Task brief: Wherever a line in the data holds the word "value", pull that line out.
▬▬▬▬▬▬▬▬▬▬
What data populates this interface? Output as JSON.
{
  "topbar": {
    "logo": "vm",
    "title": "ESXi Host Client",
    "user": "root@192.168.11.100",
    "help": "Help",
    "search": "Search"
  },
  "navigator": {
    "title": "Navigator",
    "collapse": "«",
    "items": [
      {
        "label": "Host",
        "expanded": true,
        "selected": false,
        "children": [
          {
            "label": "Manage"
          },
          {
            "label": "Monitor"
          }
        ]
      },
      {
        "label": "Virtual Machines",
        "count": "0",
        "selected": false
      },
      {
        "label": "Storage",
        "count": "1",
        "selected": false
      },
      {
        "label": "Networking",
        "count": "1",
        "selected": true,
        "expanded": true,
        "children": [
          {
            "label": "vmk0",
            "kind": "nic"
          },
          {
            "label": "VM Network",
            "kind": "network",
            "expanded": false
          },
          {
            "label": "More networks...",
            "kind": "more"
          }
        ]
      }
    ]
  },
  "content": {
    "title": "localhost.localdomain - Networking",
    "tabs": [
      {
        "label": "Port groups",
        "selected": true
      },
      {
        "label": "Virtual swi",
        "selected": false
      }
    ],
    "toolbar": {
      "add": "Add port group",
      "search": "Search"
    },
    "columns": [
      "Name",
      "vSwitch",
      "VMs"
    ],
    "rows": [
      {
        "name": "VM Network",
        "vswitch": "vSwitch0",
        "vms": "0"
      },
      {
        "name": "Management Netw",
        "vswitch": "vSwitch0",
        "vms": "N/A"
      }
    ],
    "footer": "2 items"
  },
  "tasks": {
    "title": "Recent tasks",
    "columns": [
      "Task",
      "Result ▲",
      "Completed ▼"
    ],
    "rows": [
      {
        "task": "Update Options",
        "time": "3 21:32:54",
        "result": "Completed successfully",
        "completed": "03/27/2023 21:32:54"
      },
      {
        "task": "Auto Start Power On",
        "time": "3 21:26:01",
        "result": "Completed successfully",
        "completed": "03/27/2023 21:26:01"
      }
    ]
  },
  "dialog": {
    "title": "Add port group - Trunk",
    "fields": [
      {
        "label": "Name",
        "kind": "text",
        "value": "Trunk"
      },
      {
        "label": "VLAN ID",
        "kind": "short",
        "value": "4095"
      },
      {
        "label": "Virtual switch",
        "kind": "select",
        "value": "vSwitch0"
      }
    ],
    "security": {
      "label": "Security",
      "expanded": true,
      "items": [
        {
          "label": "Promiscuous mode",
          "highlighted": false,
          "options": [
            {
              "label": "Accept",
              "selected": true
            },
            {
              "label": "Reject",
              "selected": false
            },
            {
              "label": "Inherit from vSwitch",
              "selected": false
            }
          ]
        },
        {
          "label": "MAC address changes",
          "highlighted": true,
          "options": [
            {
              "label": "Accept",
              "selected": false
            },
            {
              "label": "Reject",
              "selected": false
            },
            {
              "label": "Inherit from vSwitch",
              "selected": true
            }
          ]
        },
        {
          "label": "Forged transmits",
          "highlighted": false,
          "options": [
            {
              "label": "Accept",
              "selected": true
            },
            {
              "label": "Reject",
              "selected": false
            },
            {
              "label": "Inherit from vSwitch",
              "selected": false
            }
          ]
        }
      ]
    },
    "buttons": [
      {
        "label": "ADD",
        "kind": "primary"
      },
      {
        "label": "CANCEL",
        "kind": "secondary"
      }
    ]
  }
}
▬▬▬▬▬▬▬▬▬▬
Expected answer:
        "value": "Trunk"
        "value": "4095"
        "value": "vSwitch0"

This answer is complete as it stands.